Page MenuHomePhabricator

Modularize auth provider configuration
AcceptedPublic

Authored by amckinley on Jul 17 2019, 11:17 PM.

Details

Reviewers
epriestley
Summary

Move provider configs towards a better world, maybe even potentially a post-T6703 world.

This should be functionally identical to the previous version, except that we now enforce fiddling with shouldTrustEmails and showAllowAutoLogin to the transaction layer.

Test Plan

Made many edits to provider configs; eventually did not get any more crashes.

Diff Detail

Repository
rP Phabricator
Branch
auth-config-mod
Lint
Lint OK
Unit
Unit Tests OK
Build Status
Buildable 23148
Build 31789: Run Core Tests
Build 31788: arc lint + arc unit

Event Timeline

amckinley created this revision.Jul 17 2019, 11:17 PM
amckinley requested review of this revision.Jul 17 2019, 11:18 PM
amckinley added inline comments.Jul 17 2019, 11:19 PM
src/applications/auth/controller/config/PhabricatorAuthEditController.php
130

This is also new.

src/applications/auth/storage/PhabricatorAuthProviderConfigTransaction.php
15

Maybe this should also be moved to PhabricatorAuthConfigPropertyTransaction?

epriestley accepted this revision.Jul 18 2019, 4:32 PM
epriestley added inline comments.
src/applications/auth/storage/PhabricatorAuthProviderConfigTransaction.php
15

Moving this makes sense to me.

src/applications/auth/xaction/PhabricatorAuthConfigTrustEmailsTransaction.php
32

Ideally, we would raise this error only if (a) the transaction actually attempts to change the value and (b) probably, the new value is "enabled". See D20311 for a somewhat-recent somewhat-relevant example.

This is mostly for API callers, but the ideas here are:

  • It's okay to write a client that shows the user a form, then submits all the transactions that "Save" implies. We don't require the client to know whether each field is editable or valid: it's okay for them to send back the full current state of the object and let us validate it.
  • A specific subcase of this is when a task has an invalid value for some <select /> field, like priority set to "zebra". It's okay to apply a transaction which changes the priority from "zebra" to "zebra", even though "zebra" is not valid, because if we don't allow this it's super tough to write a sensible form on the client that doesn't get in the user's way in the face of questionable data.
  • validateTransactions() is doing (at least) two types of checks: one type of checks is structural ("is this value in a plausible format?") and one is more permissions-ey ("is the value itself a legal value which the user has permission to select?"). We could structure the code like this instead:
validateTransactionStructure($xactions);
$xactions = filterNoOpTransactions($xactions);
validateTransactionValues($xactions);

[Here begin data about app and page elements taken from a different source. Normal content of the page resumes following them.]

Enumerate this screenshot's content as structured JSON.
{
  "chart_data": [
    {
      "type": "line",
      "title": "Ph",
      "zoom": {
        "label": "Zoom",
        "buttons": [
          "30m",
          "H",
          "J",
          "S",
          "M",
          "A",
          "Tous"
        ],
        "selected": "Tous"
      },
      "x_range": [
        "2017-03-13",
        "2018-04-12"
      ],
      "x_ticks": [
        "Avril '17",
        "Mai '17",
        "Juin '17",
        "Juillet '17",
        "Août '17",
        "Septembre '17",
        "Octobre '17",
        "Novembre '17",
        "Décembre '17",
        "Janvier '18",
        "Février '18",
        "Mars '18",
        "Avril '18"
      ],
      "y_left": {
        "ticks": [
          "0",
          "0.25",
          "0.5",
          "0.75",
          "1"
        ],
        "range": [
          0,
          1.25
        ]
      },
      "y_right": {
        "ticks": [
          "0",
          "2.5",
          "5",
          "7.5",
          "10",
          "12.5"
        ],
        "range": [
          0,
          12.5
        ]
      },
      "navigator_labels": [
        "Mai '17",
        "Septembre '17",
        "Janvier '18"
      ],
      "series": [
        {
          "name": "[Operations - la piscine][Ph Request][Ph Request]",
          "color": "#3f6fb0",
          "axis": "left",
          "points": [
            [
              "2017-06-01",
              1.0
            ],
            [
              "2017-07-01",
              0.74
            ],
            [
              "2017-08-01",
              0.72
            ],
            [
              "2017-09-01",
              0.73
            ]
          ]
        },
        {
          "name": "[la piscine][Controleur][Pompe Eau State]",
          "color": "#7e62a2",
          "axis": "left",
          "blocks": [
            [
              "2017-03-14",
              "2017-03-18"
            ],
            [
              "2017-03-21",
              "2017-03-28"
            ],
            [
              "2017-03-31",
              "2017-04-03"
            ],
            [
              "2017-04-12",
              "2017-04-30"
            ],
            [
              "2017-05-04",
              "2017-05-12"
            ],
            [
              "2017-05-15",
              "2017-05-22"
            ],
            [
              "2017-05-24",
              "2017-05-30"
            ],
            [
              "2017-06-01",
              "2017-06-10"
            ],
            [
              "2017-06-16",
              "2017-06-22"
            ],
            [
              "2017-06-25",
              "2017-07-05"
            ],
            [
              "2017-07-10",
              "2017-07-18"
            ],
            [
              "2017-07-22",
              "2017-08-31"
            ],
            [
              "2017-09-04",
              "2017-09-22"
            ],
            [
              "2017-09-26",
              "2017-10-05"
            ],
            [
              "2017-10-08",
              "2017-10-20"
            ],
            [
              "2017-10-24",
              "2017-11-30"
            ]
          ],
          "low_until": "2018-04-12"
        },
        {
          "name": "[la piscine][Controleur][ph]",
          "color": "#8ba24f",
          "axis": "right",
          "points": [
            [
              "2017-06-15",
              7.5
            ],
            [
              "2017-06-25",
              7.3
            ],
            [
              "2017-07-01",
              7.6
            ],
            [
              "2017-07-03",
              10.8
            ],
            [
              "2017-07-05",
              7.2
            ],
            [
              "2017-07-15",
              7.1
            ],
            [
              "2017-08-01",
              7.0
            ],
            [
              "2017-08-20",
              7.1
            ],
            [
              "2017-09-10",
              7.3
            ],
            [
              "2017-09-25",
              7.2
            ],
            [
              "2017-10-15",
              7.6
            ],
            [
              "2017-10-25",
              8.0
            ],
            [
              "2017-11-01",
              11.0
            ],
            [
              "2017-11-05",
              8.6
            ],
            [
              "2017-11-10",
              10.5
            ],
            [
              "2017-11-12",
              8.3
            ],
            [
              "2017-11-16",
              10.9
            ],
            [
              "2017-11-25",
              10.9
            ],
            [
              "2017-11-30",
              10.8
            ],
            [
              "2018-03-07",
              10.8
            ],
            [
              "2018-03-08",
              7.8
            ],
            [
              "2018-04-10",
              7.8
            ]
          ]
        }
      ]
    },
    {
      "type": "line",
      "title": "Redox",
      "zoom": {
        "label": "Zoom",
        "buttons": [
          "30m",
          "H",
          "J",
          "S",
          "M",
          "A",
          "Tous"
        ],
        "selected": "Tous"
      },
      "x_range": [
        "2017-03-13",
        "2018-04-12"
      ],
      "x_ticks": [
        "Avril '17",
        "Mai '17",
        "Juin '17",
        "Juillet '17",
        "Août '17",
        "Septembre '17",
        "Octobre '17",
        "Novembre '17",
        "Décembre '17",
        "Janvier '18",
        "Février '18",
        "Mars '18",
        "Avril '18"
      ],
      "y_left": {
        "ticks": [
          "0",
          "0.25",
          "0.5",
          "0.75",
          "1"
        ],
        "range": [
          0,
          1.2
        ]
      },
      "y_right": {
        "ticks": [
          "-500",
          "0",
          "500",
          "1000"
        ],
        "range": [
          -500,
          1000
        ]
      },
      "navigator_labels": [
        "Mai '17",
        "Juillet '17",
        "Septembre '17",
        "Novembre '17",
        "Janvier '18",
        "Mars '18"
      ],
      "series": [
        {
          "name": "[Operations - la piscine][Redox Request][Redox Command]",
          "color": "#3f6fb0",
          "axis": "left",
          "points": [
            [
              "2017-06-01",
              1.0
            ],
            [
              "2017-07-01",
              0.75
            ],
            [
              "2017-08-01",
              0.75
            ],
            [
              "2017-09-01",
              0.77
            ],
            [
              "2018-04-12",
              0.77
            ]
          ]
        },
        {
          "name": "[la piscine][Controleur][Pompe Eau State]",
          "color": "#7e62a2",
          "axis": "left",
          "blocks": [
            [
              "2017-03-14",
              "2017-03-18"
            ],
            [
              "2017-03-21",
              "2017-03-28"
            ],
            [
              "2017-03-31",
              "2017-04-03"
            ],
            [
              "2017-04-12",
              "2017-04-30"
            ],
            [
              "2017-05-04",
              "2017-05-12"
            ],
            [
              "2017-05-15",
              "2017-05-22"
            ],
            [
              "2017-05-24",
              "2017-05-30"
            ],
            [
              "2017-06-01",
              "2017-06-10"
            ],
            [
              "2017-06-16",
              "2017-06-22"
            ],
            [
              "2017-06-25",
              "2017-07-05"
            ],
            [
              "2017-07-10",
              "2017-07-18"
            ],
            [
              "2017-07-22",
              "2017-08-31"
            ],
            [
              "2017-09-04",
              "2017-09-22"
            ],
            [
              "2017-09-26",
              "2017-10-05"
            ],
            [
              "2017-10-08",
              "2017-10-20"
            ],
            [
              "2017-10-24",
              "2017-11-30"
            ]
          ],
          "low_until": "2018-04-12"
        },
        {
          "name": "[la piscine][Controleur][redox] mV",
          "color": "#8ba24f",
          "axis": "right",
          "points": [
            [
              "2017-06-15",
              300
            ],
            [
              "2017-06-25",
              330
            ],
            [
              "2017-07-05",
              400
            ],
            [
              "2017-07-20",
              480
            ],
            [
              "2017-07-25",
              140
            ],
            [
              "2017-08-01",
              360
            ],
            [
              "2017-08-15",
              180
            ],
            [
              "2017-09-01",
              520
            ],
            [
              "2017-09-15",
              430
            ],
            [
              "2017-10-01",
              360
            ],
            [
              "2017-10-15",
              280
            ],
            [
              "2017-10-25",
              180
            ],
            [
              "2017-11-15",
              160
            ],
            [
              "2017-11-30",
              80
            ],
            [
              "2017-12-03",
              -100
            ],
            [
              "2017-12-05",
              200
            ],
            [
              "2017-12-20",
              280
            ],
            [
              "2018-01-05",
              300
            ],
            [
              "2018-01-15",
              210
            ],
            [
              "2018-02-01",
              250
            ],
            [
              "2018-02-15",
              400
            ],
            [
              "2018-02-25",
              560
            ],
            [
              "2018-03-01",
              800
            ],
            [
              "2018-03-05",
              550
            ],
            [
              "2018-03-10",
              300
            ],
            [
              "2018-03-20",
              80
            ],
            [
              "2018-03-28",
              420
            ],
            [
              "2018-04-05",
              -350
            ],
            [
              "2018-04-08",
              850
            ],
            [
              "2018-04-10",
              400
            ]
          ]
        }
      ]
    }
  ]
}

...but I think most of the time these checks are pretty part-and-parcel and this would lead to a lot of duplicate code, even though it might technically be more clear.

An adjacent issue is that you can submit transactions (for an object with title "B") like "set title to A" and also "set title to B" in the same transaction list. These merge+filter into a no-op (since we change the title, but then change it back), but in this case we do want to raise an error.

Basically, there are a million weird cases here and I think we're structurally in reasonable territory where badness is at least relatively low, if not actually minimized, but one piece of badness is that you unintuitively should allow not-exactly-valid-but-no-op transactions to proceed through validateTransactions().

This revision is now accepted and ready to land.Jul 18 2019, 4:32 PM